ASSIGNMENT:
Across all the entries, how many lines hold "yyyy"? Answer with that number and nothing else.

SOURCE INFORMATION:
- Opening Delimiter -

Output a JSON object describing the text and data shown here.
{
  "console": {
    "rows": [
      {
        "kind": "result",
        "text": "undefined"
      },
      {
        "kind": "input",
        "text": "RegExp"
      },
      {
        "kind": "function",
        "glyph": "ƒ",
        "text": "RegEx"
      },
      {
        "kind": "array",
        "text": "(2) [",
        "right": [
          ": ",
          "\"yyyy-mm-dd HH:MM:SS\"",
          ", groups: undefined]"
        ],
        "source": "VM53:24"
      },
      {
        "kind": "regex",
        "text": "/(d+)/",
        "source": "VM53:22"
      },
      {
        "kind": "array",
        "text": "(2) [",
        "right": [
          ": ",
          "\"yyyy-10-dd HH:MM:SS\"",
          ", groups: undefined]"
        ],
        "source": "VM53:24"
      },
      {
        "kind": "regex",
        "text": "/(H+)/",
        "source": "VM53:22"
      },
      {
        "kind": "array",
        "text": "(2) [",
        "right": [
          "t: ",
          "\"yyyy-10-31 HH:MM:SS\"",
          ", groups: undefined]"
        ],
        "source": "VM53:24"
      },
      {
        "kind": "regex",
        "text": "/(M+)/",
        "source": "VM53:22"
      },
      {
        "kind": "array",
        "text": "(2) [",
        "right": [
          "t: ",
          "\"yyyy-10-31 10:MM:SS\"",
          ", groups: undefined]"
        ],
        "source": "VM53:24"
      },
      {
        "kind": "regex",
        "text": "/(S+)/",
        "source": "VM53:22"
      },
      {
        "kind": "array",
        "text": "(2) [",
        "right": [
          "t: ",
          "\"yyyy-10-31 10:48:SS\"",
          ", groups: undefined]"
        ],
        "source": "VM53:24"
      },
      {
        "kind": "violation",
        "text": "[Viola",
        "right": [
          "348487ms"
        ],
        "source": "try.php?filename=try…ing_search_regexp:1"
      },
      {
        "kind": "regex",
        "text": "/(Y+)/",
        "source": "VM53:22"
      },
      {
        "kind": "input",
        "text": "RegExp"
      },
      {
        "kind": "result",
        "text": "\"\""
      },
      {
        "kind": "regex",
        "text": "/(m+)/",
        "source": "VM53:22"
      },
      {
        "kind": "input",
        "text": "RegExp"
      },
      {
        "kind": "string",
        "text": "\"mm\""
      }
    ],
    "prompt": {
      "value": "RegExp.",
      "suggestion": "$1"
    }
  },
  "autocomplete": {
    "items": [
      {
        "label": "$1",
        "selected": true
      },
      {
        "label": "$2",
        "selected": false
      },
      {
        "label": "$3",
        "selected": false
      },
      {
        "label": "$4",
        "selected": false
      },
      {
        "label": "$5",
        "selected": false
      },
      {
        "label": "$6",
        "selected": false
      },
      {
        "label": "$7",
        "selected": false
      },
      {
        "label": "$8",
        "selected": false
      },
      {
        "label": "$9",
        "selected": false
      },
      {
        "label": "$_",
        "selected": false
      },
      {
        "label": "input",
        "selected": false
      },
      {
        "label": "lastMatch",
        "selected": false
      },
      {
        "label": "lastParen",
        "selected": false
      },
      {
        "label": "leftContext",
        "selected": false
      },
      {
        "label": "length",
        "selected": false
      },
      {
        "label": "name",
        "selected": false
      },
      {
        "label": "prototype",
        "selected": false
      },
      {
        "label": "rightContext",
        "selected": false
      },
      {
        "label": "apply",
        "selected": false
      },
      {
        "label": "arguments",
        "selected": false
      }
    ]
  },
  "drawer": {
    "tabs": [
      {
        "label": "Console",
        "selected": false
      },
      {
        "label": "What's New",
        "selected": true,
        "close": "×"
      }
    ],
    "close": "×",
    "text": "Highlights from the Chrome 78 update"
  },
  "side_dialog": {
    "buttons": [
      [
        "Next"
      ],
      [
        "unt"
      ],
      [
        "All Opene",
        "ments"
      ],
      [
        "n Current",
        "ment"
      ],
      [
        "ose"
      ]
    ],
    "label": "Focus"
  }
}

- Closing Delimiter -

PROBLEM SOLUTION:
5